Fame the Musical is lighting up the stage at Milton Keynes Theatre this week, delivering a high-energy burst of nostalgia for fans of the film and inspiring a brand new generation.
This revamped 30th anniversary production, directed and choreographed by Nick Winston, brings a fresh vibrancy to the original teen musical.
Long before Glee (2009 – 2015) and High School Musical (2006), Fame mixed an intoxicating cocktail of drama, music, singing and dancing to chronicle the lives of performing arts students mastering their craft in anticipation of a big break. The film was released in 1980 and swiftly became a sensation, generating a popular television show and a smash-hit stage musical.
Currently touring the UK, the latest rendering of Fame the Musical is entertaining audiences with dynamic dance and electrifying vocals. And THAT song; that triumphant theme tune you just can’t help but remember? Well, it doesn’t have its moment centre stage until the finale so I’m still humming it now!

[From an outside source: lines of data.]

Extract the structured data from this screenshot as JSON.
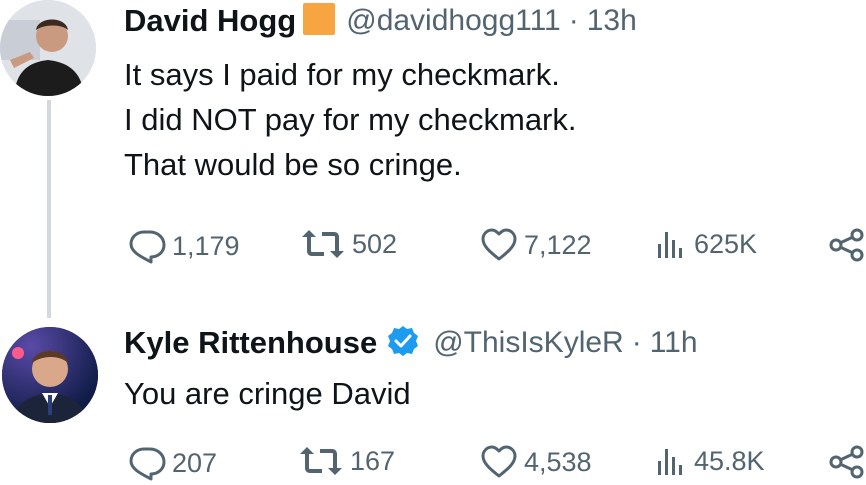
{
  "tweets": [
    {
      "display_name": "David Hogg",
      "handle": "@davidhogg111",
      "separator": "·",
      "time": "13h",
      "badge": "orange-square-icon",
      "lines": [
        "It says I paid for my checkmark.",
        "I did NOT pay for my checkmark.",
        "That would be so cringe."
      ],
      "replies": "1,179",
      "retweets": "502",
      "likes": "7,122",
      "views": "625K"
    },
    {
      "display_name": "Kyle Rittenhouse",
      "handle": "@ThisIsKyleR",
      "separator": "·",
      "time": "11h",
      "badge": "verified-check-icon",
      "lines": [
        "You are cringe David"
      ],
      "replies": "207",
      "retweets": "167",
      "likes": "4,538",
      "views": "45.8K"
    }
  ],
  "colors": {
    "verified_blue": "#1d9bf0",
    "badge_orange": "#f7a541",
    "muted": "#536471"
  }
}
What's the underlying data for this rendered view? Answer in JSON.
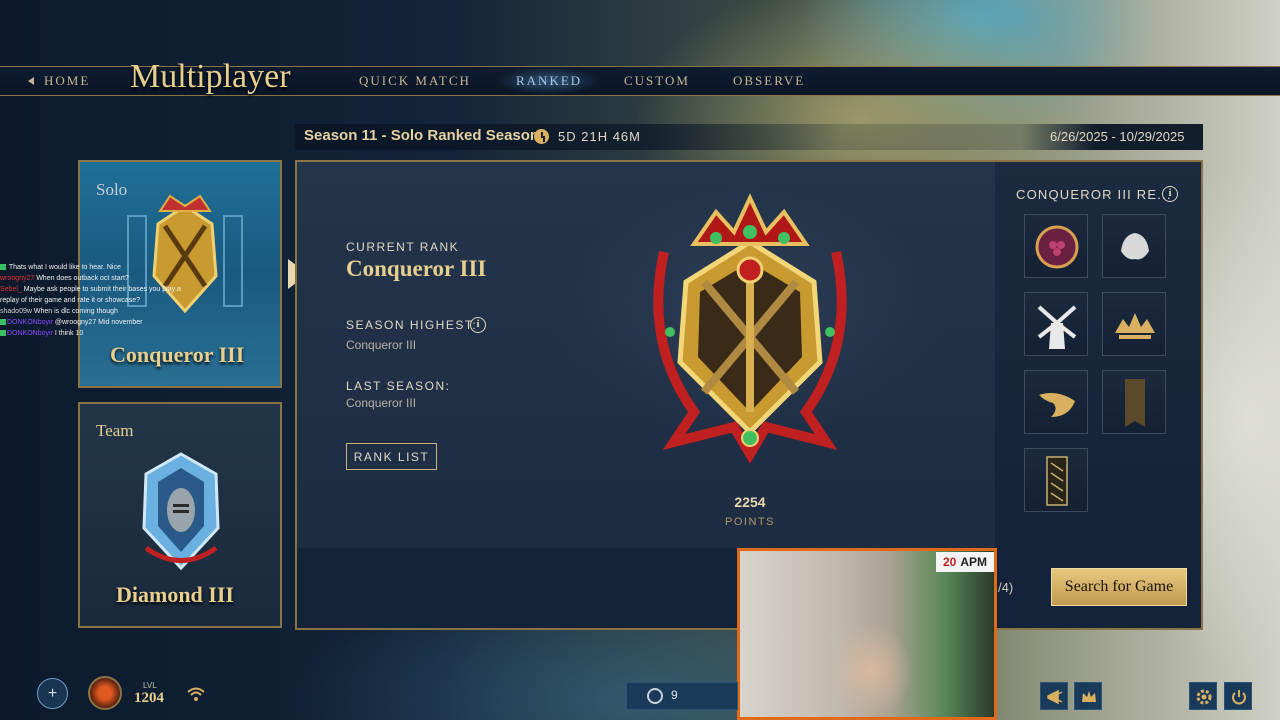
{
  "nav": {
    "home": "HOME",
    "title": "Multiplayer",
    "tabs": [
      {
        "label": "QUICK MATCH",
        "active": false
      },
      {
        "label": "RANKED",
        "active": true
      },
      {
        "label": "CUSTOM",
        "active": false
      },
      {
        "label": "OBSERVE",
        "active": false
      }
    ]
  },
  "season": {
    "title": "Season 11 - Solo Ranked Season",
    "time_remaining": "5D 21H 46M",
    "dates": "6/26/2025 - 10/29/2025"
  },
  "cards": {
    "solo": {
      "label": "Solo",
      "rank": "Conqueror III"
    },
    "team": {
      "label": "Team",
      "rank": "Diamond III"
    }
  },
  "rank_panel": {
    "current_rank_label": "CURRENT RANK",
    "current_rank": "Conqueror III",
    "season_highest_label": "SEASON HIGHEST:",
    "season_highest": "Conqueror III",
    "last_season_label": "LAST SEASON:",
    "last_season": "Conqueror III",
    "rank_list_button": "RANK LIST",
    "points": "2254",
    "points_label": "POINTS"
  },
  "rewards": {
    "title": "CONQUEROR III RE...",
    "items": [
      "grape-portrait-icon",
      "silver-crest-icon",
      "windmill-icon",
      "sun-emblem-icon",
      "wave-emblem-icon",
      "banner-icon",
      "pattern-banner-icon"
    ]
  },
  "queue": {
    "count": "/4)",
    "search_button": "Search for Game"
  },
  "chat": [
    {
      "user": "",
      "text": "Thats what I would like to hear. Nice"
    },
    {
      "user": "wroogny27",
      "text": "When does outback oct start?"
    },
    {
      "user": "Sebel_",
      "text": "Maybe ask people to submit their bases you play a replay of their game and rate it or showcase?"
    },
    {
      "user": "shado09w",
      "text": "When is dlc coming though"
    },
    {
      "user": "DONKONboyir",
      "text": "@wroogny27 Mid november"
    },
    {
      "user": "DONKONboyir",
      "text": "I think 10"
    }
  ],
  "webcam": {
    "apm_value": "20",
    "apm_label": "APM"
  },
  "bottom": {
    "level_label": "LVL",
    "level": "1204",
    "friends_count": "9"
  },
  "colors": {
    "gold": "#e7cf90",
    "accent_blue": "#1a3a5a",
    "cta": "#e8c880",
    "cam_border": "#e06a1a"
  }
}
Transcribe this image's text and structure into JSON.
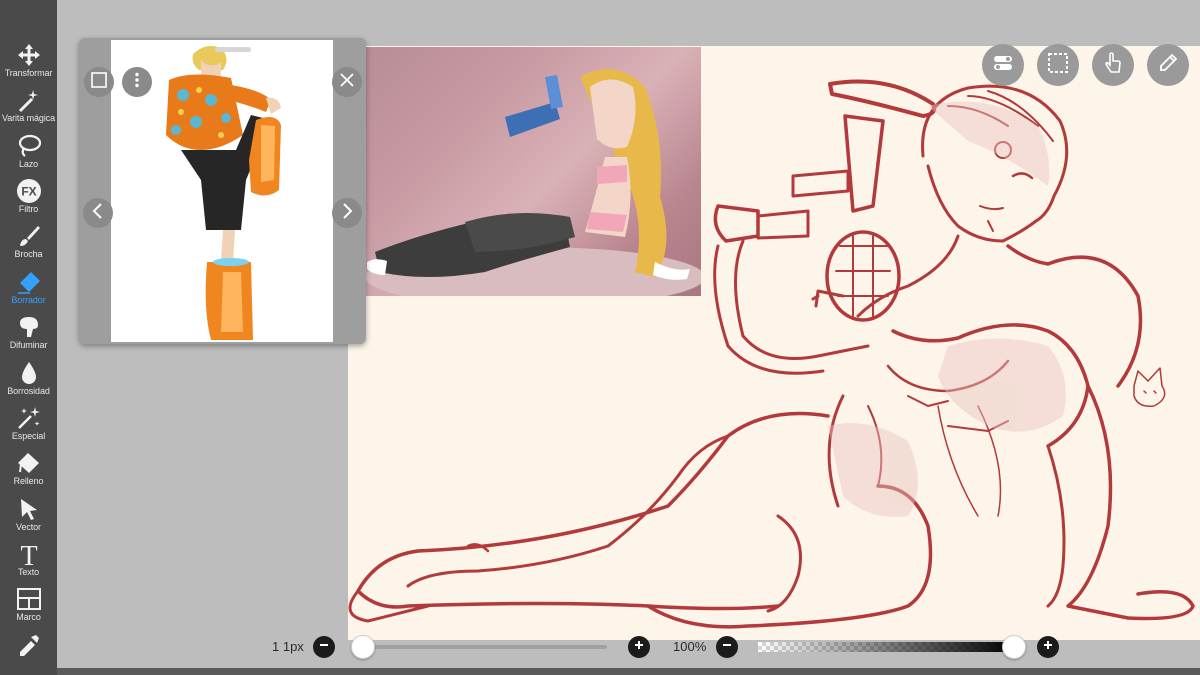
{
  "toolbar": {
    "items": [
      {
        "label": "Transformar",
        "icon": "move-arrows-icon"
      },
      {
        "label": "Varita mágica",
        "icon": "magic-wand-icon"
      },
      {
        "label": "Lazo",
        "icon": "lasso-icon"
      },
      {
        "label": "Filtro",
        "icon": "fx-icon",
        "glyph": "FX"
      },
      {
        "label": "Brocha",
        "icon": "brush-icon"
      },
      {
        "label": "Borrador",
        "icon": "eraser-icon",
        "active": true
      },
      {
        "label": "Difuminar",
        "icon": "smudge-icon"
      },
      {
        "label": "Borrosidad",
        "icon": "blur-drop-icon"
      },
      {
        "label": "Especial",
        "icon": "sparkle-icon"
      },
      {
        "label": "Relleno",
        "icon": "fill-bucket-icon"
      },
      {
        "label": "Vector",
        "icon": "cursor-arrow-icon"
      },
      {
        "label": "Texto",
        "icon": "text-icon",
        "glyph": "T"
      },
      {
        "label": "Marco",
        "icon": "frame-icon"
      },
      {
        "label": "",
        "icon": "eyedropper-icon"
      }
    ],
    "active_color": "#34a0ff"
  },
  "bottom": {
    "brush_size": "1 1px",
    "brush_size_slider_value": 0.0,
    "zoom": "100%",
    "opacity_slider_value": 1.0
  },
  "colors": {
    "toolbar_bg": "#4a4a4a",
    "workspace_bg": "#bdbdbd",
    "canvas_bg": "#fdf4ea",
    "line_art": "#b23a3a"
  }
}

The soul-stirring lyrics in musical phenomenon Les Misérables ask “do you hear the people sing?”. Without a doubt, appreciative audiences at Milton Keynes Theatre will be responding with an exhilarated ‘yes’ and a standing ovation for the entire four-week run of the tremendous touring production.
Theatregoers storm the barricades for tickets to this show. I dreamed a dream that I would be invited to join the revolution and found myself in my own castle on a cloud at Milton Keynes Theatre’s gala press night. The theatre is celebrating its twentieth anniversary this year and boasts a team of staff who are justifiably thrilled to have secured such a lengthy visit from Les Misérables – everyone in the building seems to be in awe of this stage sensation.
As one of the lucky revolutionaries invited for bubbles before the show, I was fizzing in anticipation well before the drinks were poured. Les Misérables is the longest-running musical in the West End and is consistently named as a global favourite alongside Cats and The Phantom of the Opera. Although I’m familiar with Victor Hugo’s epic nineteenth-century novel, the blockbuster films, the classic soundtrack and amateur theatre interpretations, I have never seen the London production (it opened back in 1985, long before I was even a twinkle in my father’s eye!).
Having now seen the show performed on tour in all its glory, I can fully appreciate the scale of its success. But what can I possibly say that has not already been said over the last thirty-four years? At the end of the day, Les Misérables is musical theatre perfection.
Northern Ballet’s Victoria is an enthralling epic that intelligently and emotively chronicles Queen Victoria’s life as a monarch and mother.
Created to celebrate this year’s 200th anniversary of Queen Victoria’s birth, the ambitious two-act ballet is the impressive handiwork of acclaimed British choreographer Cathy Marston. Her spirited exploration of Victoria as a passionate woman, emblematic queen, working mother and stricken widow inventively depicts some of the most significant events in this remarkable Royal’s life.
Working alongside dramaturg Uzma Hameed, Marston has managed to condense Victoria’s lengthy reign (she spent 63 of her 81 years on the throne) into two hours of absorbing dance.
Revel in a royal visit when Northern Ballet brings its latest ambitious narrative ballet, Victoria, to Milton Keynes Theatre next week.
The title character is, of course, Queen Victoria and the production’s inaugural year in Northern Ballet’s repertoire coincides with the 200th anniversary of her birth.
Britain’s second-longest reigning monarch (her record was broken in 2015 by her great-great-granddaughter, Queen Elizabeth II) was famously “not amused”. Ironically, Victoria remains a figure of fascination and inspiration to the people who produce our entertainment today.
Being scared has never been quite as much fun as it is in the stage adaptation of bestselling author Peter James’ supernatural thriller, The House on Cold Hill.
A distinct chill is discernible in the air at Milton Keynes Theatre thanks to the arrival of this entertaining play, which is described by the cast and creatives as a “modern day ghost story”.
All things considered; the production neatly fulfils its brief. The action occurs in a sprawling country house where things go bump in the night. The cast includes a geeky ghost hunter, a madcap medium, and a sceptical but likeable family. The everyday gadgets that we all now rely on are heavily featured and, at times, seem to be controlled by the spirit world.
This production is not so scary that it will send shivers down your spine, but the twists and turns will keep you gripped and there are moments that will tickle your funny bone. Expect to be intrigued rather than intimidated, amused rather than alarmed and somewhat spooked rather than totally terrified…